Lori Wiggins, a cancer survivor since 2001, raised almost $12,000 all by herself this year for cancer research and awareness. She was one of hundreds of cancer survivors and thousands of others at the Kiwanis Ogeechee Fairgrounds Friday night, participating in the 2016 Relay for Life- Bulloch County fundraiser for the American Cancer Society.
Teams set up tents surrounding a track lined with luminaries in honor of those still fighting or who have passed on from the disease. The theme this year was western, with signs urging others to “Give cancer the boot” and sending messages such as “Cancer can’t break our spirit.”
There were dunking booths, bake sales, raffles, lemonade stands and more as each team tried to raise even more money. There was even a horse named Millie munching hay at one camp.
The event was kicked off with a “Survivor’s Lap,” where cancer survivor made the round of honor before the relay began. A cookout for cancer survivors and caregivers followed inside the Kiwanis community building as the event continued outside.
Wiggins, who suffers from Barrett’s esophagus (a type of cancer) and also had skin cancer, held a silent auction and a hot dog sale at her workplace (Georgia Sothern University College of Education /Teaching and Learning), and raised the rest online, she said.
Barrett’s esophagus is related to acid reflux, and hers was a bad case, Wiggins said. “They had to put my esophagus back into my stomach, it was so bad.” Her team’s booth offered boot cookies, beer bread, cake slices and more as they worked to raise even more money for a cancer cure.

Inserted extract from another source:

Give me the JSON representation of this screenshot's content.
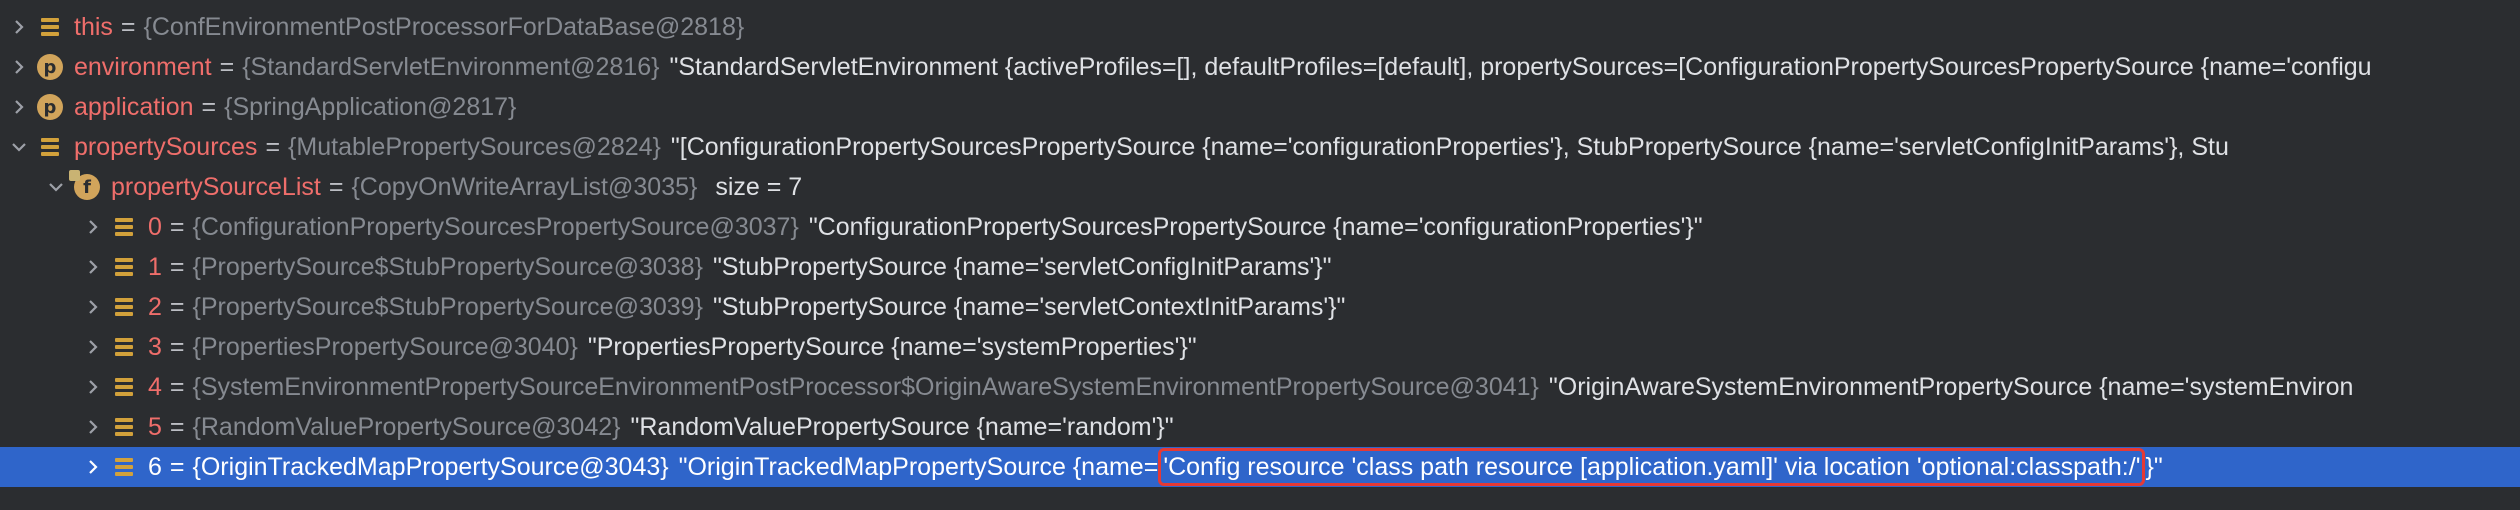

One team, the Citizens of Georgia Power, sold boiled peanuts, drinks and other goodies for the cause. “We also are having a Kiss a Pig contest at work,” said Amy Anderson, a Georgia Power employee. The team formed to support a coworker who is a survivor of breast cancer, Victoria Moore.”
There were local mascots, dogs on leashes, GSU athletes and cheerleaders, and even beauty queens at the event. Tiny Hadlee Chea Fields, Miss Bulloch County Queen of Hope, at 19 months old, sported a purple tutu along with her crown.
“She raised $855 in honor of her nana, Glenda Gail Walden,” who lost the battle against breast cancer, said her mother, Jamie Lee Fields.
Inside at the cookout, people wearing “survivor” shirts enjoyed a chicken dinner provided by volunteers. As they awaited dinner, Charlene Mann recalled her bout with cancer.
Her husband had a rare sinus cancer, ad died from the disease, Six months later, Mann learned she had breast cancer.
Alone, with a 10-year-old child to raise, she was frightened and overwhelmed. But support from others including Relay for Life helped her get through it. “They are my family,” she said. “I love Relay. It makes me feel like someone is giving us something to look forward to. It is rewarding to me and people really care.”
Carol Sheehy, who was diagnosed with breast cancer five years ago, “two months after I retired,” agreed.
“It (Relay for Life) makes you feel special,” she said. “Everybody cares. The survivor dinner (held prior to the Relay for Life event) is really special. “
The event lasted all night long into Saturday morning as participants walked laps around the track to raise money and awareness. Some team members played guitar, other grilled and yet others invited visitors to their camp to play games.
Live entertainment and other announcements and activities kept participants busy and having fun throughout the night.
The amounts raised will be announced at a later date,. Kay Nay, American Cancer Society community manager, said the event raised over $100,000 last year.
Herald reporter Holli Deal Saxon may be reached at (912) 489-9414.